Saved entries
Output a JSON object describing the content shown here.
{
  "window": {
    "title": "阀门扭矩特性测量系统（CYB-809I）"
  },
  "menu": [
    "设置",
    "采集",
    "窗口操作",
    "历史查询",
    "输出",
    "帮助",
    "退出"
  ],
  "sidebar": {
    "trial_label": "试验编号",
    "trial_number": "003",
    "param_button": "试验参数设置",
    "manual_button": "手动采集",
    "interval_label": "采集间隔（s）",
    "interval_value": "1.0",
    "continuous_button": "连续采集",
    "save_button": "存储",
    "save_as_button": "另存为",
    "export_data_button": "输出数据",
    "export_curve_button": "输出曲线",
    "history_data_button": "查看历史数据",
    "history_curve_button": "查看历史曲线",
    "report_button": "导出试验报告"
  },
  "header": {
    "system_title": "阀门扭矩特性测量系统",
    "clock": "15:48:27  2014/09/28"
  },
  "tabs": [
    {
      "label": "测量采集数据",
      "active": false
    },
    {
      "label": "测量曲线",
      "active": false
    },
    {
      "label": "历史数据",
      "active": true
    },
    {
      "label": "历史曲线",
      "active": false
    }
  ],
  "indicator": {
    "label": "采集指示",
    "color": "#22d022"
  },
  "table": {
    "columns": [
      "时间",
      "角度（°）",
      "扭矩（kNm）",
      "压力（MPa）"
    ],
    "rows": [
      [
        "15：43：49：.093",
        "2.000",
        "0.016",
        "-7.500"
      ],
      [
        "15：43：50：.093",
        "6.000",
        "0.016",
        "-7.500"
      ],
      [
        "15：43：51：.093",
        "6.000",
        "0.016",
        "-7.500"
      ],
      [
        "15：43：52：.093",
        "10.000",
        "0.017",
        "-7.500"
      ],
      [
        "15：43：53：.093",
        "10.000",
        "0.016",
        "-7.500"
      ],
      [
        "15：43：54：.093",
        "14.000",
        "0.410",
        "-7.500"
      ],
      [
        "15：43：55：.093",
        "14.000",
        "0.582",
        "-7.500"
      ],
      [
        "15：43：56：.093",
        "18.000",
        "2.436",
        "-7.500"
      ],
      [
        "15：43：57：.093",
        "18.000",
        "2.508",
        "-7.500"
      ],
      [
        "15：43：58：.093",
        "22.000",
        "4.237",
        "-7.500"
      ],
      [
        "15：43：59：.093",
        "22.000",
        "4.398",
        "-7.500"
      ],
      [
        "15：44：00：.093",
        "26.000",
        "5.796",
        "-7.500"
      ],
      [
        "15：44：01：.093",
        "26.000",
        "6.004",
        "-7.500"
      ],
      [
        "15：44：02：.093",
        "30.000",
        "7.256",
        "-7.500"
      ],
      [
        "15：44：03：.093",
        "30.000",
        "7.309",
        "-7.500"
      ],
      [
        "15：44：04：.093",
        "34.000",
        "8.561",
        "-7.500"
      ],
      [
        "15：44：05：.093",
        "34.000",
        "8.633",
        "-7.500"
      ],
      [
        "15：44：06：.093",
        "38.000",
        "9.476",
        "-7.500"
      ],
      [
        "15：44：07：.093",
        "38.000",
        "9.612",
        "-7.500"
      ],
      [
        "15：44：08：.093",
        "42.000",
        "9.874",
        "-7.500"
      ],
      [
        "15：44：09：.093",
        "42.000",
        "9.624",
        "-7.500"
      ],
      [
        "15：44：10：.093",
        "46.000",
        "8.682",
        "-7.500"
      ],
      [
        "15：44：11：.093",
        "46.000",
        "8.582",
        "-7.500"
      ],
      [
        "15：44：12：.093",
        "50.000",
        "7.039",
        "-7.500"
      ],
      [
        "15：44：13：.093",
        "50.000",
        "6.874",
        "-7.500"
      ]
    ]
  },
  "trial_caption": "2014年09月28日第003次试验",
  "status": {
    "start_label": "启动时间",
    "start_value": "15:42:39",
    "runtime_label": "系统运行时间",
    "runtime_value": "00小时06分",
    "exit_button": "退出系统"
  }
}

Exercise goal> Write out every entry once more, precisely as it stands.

Reply>
Output a JSON object describing the content shown here.
{
  "window": {
    "title": "阀门扭矩特性测量系统（CYB-809I）"
  },
  "menu": [
    "设置",
    "采集",
    "窗口操作",
    "历史查询",
    "输出",
    "帮助",
    "退出"
  ],
  "sidebar": {
    "trial_label": "试验编号",
    "trial_number": "003",
    "param_button": "试验参数设置",
    "manual_button": "手动采集",
    "interval_label": "采集间隔（s）",
    "interval_value": "1.0",
    "continuous_button": "连续采集",
    "save_button": "存储",
    "save_as_button": "另存为",
    "export_data_button": "输出数据",
    "export_curve_button": "输出曲线",
    "history_data_button": "查看历史数据",
    "history_curve_button": "查看历史曲线",
    "report_button": "导出试验报告"
  },
  "header": {
    "system_title": "阀门扭矩特性测量系统",
    "clock": "15:48:27  2014/09/28"
  },
  "tabs": [
    {
      "label": "测量采集数据",
      "active": false
    },
    {
      "label": "测量曲线",
      "active": false
    },
    {
      "label": "历史数据",
      "active": true
    },
    {
      "label": "历史曲线",
      "active": false
    }
  ],
  "indicator": {
    "label": "采集指示",
    "color": "#22d022"
  },
  "table": {
    "columns": [
      "时间",
      "角度（°）",
      "扭矩（kNm）",
      "压力（MPa）"
    ],
    "rows": [
      [
        "15：43：49：.093",
        "2.000",
        "0.016",
        "-7.500"
      ],
      [
        "15：43：50：.093",
        "6.000",
        "0.016",
        "-7.500"
      ],
      [
        "15：43：51：.093",
        "6.000",
        "0.016",
        "-7.500"
      ],
      [
        "15：43：52：.093",
        "10.000",
        "0.017",
        "-7.500"
      ],
      [
        "15：43：53：.093",
        "10.000",
        "0.016",
        "-7.500"
      ],
      [
        "15：43：54：.093",
        "14.000",
        "0.410",
        "-7.500"
      ],
      [
        "15：43：55：.093",
        "14.000",
        "0.582",
        "-7.500"
      ],
      [
        "15：43：56：.093",
        "18.000",
        "2.436",
        "-7.500"
      ],
      [
        "15：43：57：.093",
        "18.000",
        "2.508",
        "-7.500"
      ],
      [
        "15：43：58：.093",
        "22.000",
        "4.237",
        "-7.500"
      ],
      [
        "15：43：59：.093",
        "22.000",
        "4.398",
        "-7.500"
      ],
      [
        "15：44：00：.093",
        "26.000",
        "5.796",
        "-7.500"
      ],
      [
        "15：44：01：.093",
        "26.000",
        "6.004",
        "-7.500"
      ],
      [
        "15：44：02：.093",
        "30.000",
        "7.256",
        "-7.500"
      ],
      [
        "15：44：03：.093",
        "30.000",
        "7.309",
        "-7.500"
      ],
      [
        "15：44：04：.093",
        "34.000",
        "8.561",
        "-7.500"
      ],
      [
        "15：44：05：.093",
        "34.000",
        "8.633",
        "-7.500"
      ],
      [
        "15：44：06：.093",
        "38.000",
        "9.476",
        "-7.500"
      ],
      [
        "15：44：07：.093",
        "38.000",
        "9.612",
        "-7.500"
      ],
      [
        "15：44：08：.093",
        "42.000",
        "9.874",
        "-7.500"
      ],
      [
        "15：44：09：.093",
        "42.000",
        "9.624",
        "-7.500"
      ],
      [
        "15：44：10：.093",
        "46.000",
        "8.682",
        "-7.500"
      ],
      [
        "15：44：11：.093",
        "46.000",
        "8.582",
        "-7.500"
      ],
      [
        "15：44：12：.093",
        "50.000",
        "7.039",
        "-7.500"
      ],
      [
        "15：44：13：.093",
        "50.000",
        "6.874",
        "-7.500"
      ]
    ]
  },
  "trial_caption": "2014年09月28日第003次试验",
  "status": {
    "start_label": "启动时间",
    "start_value": "15:42:39",
    "runtime_label": "系统运行时间",
    "runtime_value": "00小时06分",
    "exit_button": "退出系统"
  }
}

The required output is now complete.